Cell absorption induced desorption of hydrophobic organic contaminants from digested soil residue.

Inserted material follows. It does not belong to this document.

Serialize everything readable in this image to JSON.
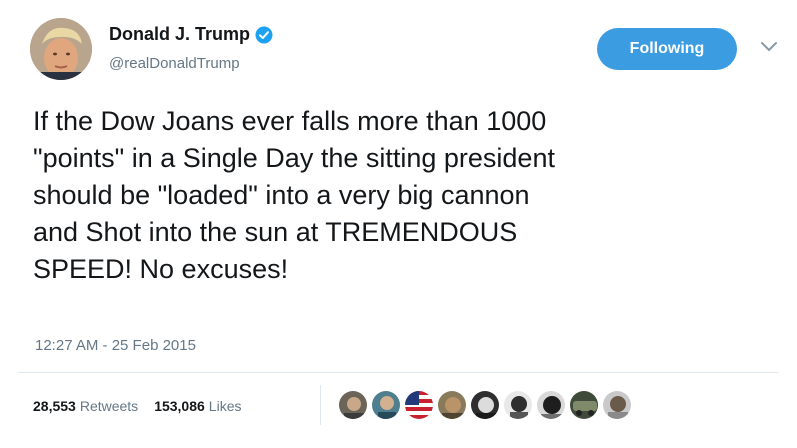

ABSTRACT Oral ingestion of contaminated soil is an important pathway of human exposure to hydrophobic organic contaminants (HOCs), particularly for children in developing countries. The mobilization potential of various contaminants from ingested soil is often characterized using an in vitro gastrointestinal model, based on the quantities of contaminants remaining in digestive fluid after digestion and separation. Recently, it was experimentally demonstrated that a large fraction of mobilized contaminants sorbed on the digested residue could be released if the dissolved fraction was removed by intestinal absorption. This hypothesis was further tested in this study. Soil spiked with dichlorodiphenyltrichloroethane and its metabolites (DDXs) and polycyclic aromatic hydrocarbons (PAHs) was digested using an in vitro gastrointestinal model. A human colon carcinoma cell line (Caco-2) was cultured in digestive fluid with or without soil residue (pre-equilibrated with the soil) for 2h. A large proportion of the contaminants (37-68%) was sorbed on the digested residue. Without this residue, 66±13% of DDXs and 73±14% of PAHs dissolved in the fluid, as means and standard deviations, were absorbed by the cell monolayer after exposure. With both digestive fluid and residue, the sorbed fraction of PAHs and DDXs decreased by 38-92%, while the ratios of the cellular to the dissolved concentrations were 2.7-2.8 times higher than those without the residue. This supported the hypothesis that the cell absorption of dissolved HOCs induces desorption of the sorbed fraction from digestive residue, and the desorbed HOCs can be absorbed as well.